- **Action item**: Search the data for "subtitle". Return each matching line.

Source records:

+---+

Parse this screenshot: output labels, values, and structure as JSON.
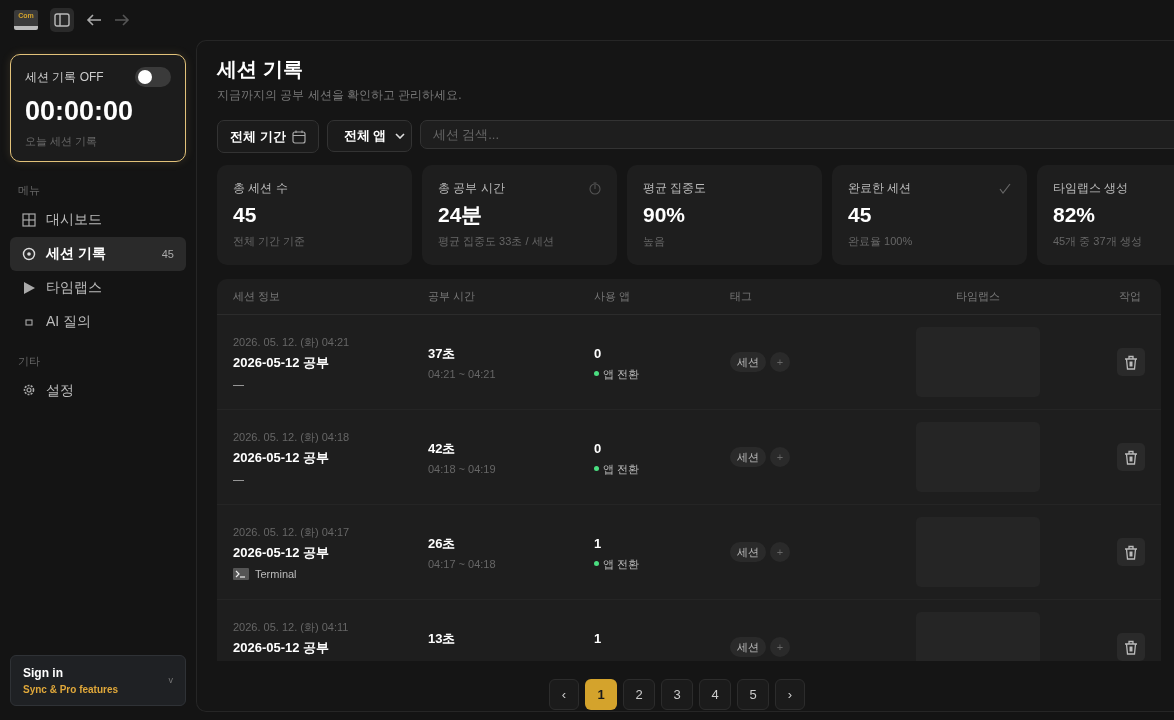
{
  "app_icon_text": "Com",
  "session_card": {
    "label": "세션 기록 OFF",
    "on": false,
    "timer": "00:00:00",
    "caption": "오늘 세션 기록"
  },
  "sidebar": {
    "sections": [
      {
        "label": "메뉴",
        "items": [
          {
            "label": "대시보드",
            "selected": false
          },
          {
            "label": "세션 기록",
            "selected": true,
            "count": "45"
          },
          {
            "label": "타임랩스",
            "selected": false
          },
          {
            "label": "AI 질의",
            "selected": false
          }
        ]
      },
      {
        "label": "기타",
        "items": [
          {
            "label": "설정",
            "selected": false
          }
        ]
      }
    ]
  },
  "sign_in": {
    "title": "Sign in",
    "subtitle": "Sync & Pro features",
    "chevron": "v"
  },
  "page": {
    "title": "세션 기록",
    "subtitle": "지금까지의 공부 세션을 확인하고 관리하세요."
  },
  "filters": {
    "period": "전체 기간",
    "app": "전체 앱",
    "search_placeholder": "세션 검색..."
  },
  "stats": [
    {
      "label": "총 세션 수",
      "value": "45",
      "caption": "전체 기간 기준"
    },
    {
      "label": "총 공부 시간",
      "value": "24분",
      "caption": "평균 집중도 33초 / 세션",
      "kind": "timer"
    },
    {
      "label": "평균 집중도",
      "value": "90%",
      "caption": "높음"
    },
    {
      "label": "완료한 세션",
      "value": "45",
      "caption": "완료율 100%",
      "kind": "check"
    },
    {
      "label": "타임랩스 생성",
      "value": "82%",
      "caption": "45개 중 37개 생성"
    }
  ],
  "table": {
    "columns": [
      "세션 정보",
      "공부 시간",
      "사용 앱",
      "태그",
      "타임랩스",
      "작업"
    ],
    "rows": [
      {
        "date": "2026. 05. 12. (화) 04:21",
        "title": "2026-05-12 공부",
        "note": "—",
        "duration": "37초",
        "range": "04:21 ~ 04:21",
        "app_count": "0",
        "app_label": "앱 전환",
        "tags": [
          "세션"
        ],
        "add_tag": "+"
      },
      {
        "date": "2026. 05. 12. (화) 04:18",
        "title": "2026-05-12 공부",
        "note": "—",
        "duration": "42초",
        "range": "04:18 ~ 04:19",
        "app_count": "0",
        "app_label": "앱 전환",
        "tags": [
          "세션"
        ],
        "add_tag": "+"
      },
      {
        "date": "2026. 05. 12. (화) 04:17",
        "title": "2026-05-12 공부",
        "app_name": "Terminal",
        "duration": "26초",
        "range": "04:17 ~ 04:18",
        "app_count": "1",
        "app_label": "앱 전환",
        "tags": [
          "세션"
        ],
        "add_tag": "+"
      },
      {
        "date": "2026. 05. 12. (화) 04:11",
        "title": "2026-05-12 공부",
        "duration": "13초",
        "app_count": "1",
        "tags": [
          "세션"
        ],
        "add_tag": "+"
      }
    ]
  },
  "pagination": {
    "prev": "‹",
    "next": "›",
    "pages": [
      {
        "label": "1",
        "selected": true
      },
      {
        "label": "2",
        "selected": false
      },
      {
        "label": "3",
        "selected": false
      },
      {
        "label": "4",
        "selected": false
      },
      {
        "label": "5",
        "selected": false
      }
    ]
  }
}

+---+

- **Response for this exercise**:
    "subtitle": "Sync & Pro features",
    "subtitle": "지금까지의 공부 세션을 확인하고 관리하세요."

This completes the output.